[Task prompt] Give a single number in reply. It is the count of lines below that contain the string "this".

Records from a data source
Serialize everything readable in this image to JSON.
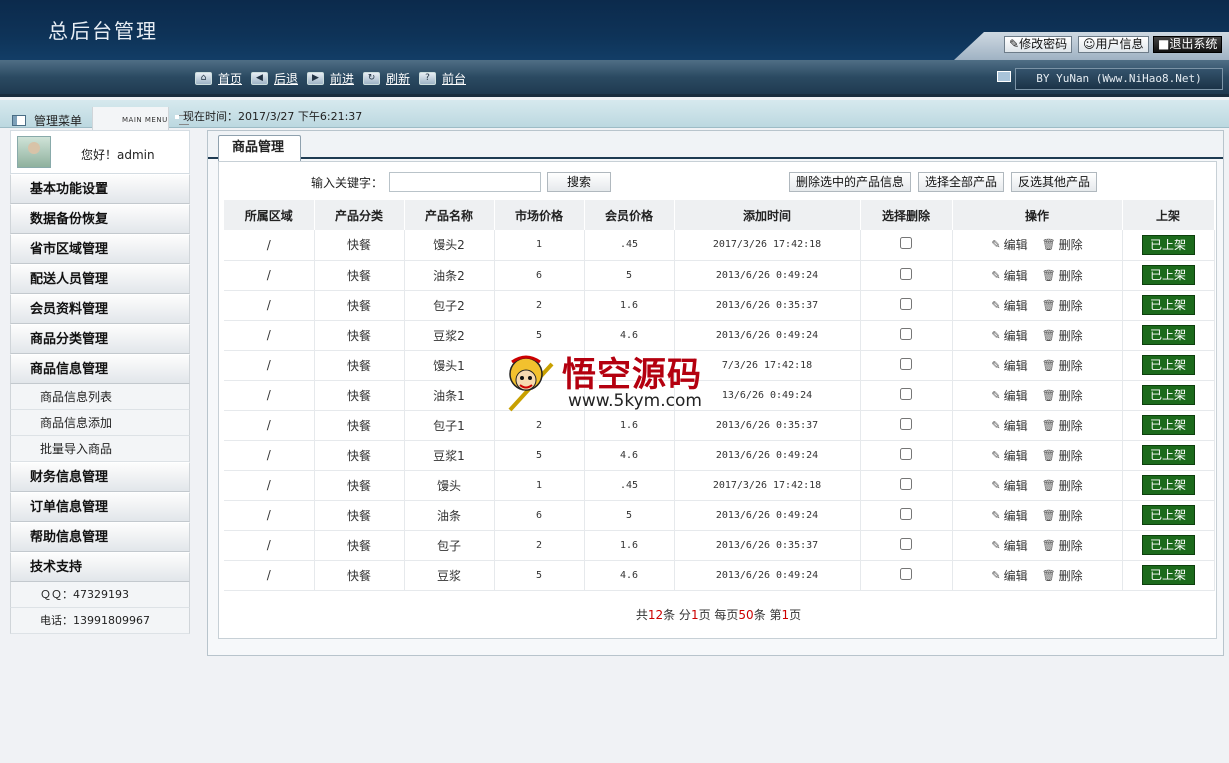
{
  "header": {
    "title": "总后台管理",
    "buttons": [
      "修改密码",
      "用户信息",
      "退出系统"
    ]
  },
  "nav": {
    "items": [
      "首页",
      "后退",
      "前进",
      "刷新",
      "前台"
    ],
    "by": "BY YuNan (Www.NiHao8.Net)"
  },
  "infobar": {
    "menu_title": "管理菜单",
    "menu_sub": "MAIN MENU",
    "now_label": "现在时间：",
    "now_value": "2017/3/27 下午6:21:37"
  },
  "sidebar": {
    "hello": "您好！admin",
    "groups_top": [
      "基本功能设置",
      "数据备份恢复",
      "省市区域管理",
      "配送人员管理",
      "会员资料管理",
      "商品分类管理",
      "商品信息管理"
    ],
    "subitems": [
      "商品信息列表",
      "商品信息添加",
      "批量导入商品"
    ],
    "groups_bottom": [
      "财务信息管理",
      "订单信息管理",
      "帮助信息管理",
      "技术支持"
    ],
    "contacts": [
      "ＱＱ：47329193",
      "电话：13991809967"
    ]
  },
  "main": {
    "tab": "商品管理",
    "search_label": "输入关键字：",
    "search_value": "",
    "search_button": "搜索",
    "actions": [
      "删除选中的产品信息",
      "选择全部产品",
      "反选其他产品"
    ],
    "columns": [
      "所属区域",
      "产品分类",
      "产品名称",
      "市场价格",
      "会员价格",
      "添加时间",
      "选择删除",
      "操作",
      "上架"
    ],
    "edit_label": "编辑",
    "delete_label": "删除",
    "rows": [
      {
        "region": "/",
        "cat": "快餐",
        "name": "馒头2",
        "price": "1",
        "member": ".45",
        "time": "2017/3/26 17:42:18",
        "status": "已上架"
      },
      {
        "region": "/",
        "cat": "快餐",
        "name": "油条2",
        "price": "6",
        "member": "5",
        "time": "2013/6/26 0:49:24",
        "status": "已上架"
      },
      {
        "region": "/",
        "cat": "快餐",
        "name": "包子2",
        "price": "2",
        "member": "1.6",
        "time": "2013/6/26 0:35:37",
        "status": "已上架"
      },
      {
        "region": "/",
        "cat": "快餐",
        "name": "豆浆2",
        "price": "5",
        "member": "4.6",
        "time": "2013/6/26 0:49:24",
        "status": "已上架"
      },
      {
        "region": "/",
        "cat": "快餐",
        "name": "馒头1",
        "price": "",
        "member": "",
        "time": "7/3/26 17:42:18",
        "status": "已上架"
      },
      {
        "region": "/",
        "cat": "快餐",
        "name": "油条1",
        "price": "",
        "member": "",
        "time": "13/6/26 0:49:24",
        "status": "已上架"
      },
      {
        "region": "/",
        "cat": "快餐",
        "name": "包子1",
        "price": "2",
        "member": "1.6",
        "time": "2013/6/26 0:35:37",
        "status": "已上架"
      },
      {
        "region": "/",
        "cat": "快餐",
        "name": "豆浆1",
        "price": "5",
        "member": "4.6",
        "time": "2013/6/26 0:49:24",
        "status": "已上架"
      },
      {
        "region": "/",
        "cat": "快餐",
        "name": "馒头",
        "price": "1",
        "member": ".45",
        "time": "2017/3/26 17:42:18",
        "status": "已上架"
      },
      {
        "region": "/",
        "cat": "快餐",
        "name": "油条",
        "price": "6",
        "member": "5",
        "time": "2013/6/26 0:49:24",
        "status": "已上架"
      },
      {
        "region": "/",
        "cat": "快餐",
        "name": "包子",
        "price": "2",
        "member": "1.6",
        "time": "2013/6/26 0:35:37",
        "status": "已上架"
      },
      {
        "region": "/",
        "cat": "快餐",
        "name": "豆浆",
        "price": "5",
        "member": "4.6",
        "time": "2013/6/26 0:49:24",
        "status": "已上架"
      }
    ],
    "pager": {
      "p1": "共",
      "total": "12",
      "p2": "条 分",
      "pages": "1",
      "p3": "页 每页",
      "per": "50",
      "p4": "条 第",
      "cur": "1",
      "p5": "页"
    }
  },
  "watermark": {
    "cn": "悟空源码",
    "url": "www.5kym.com"
  }
}
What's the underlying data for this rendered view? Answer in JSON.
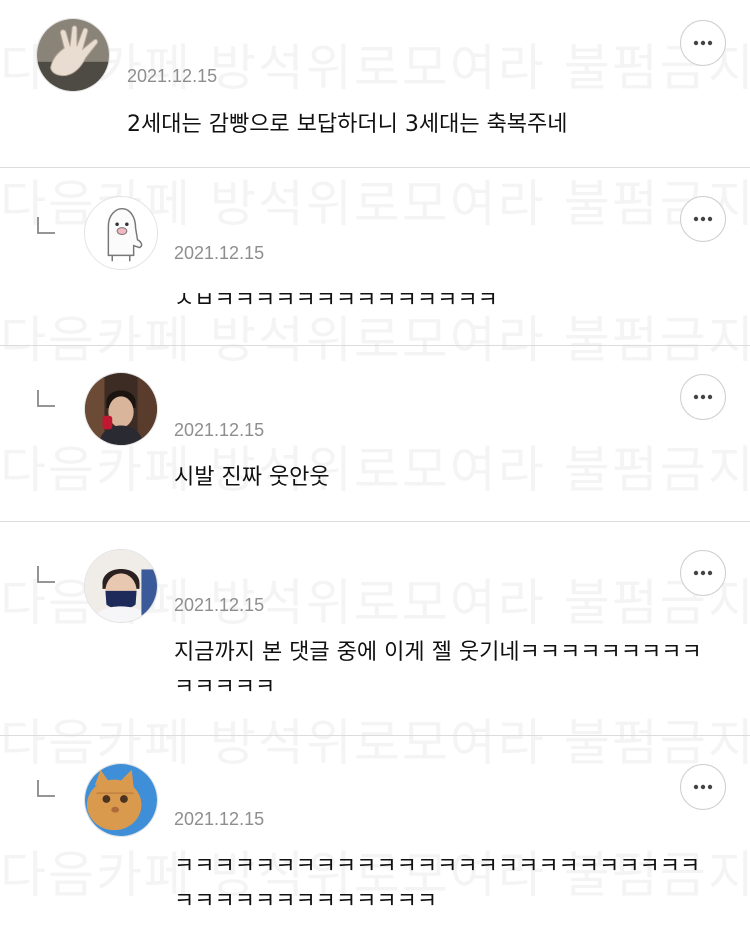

[Answer space] 2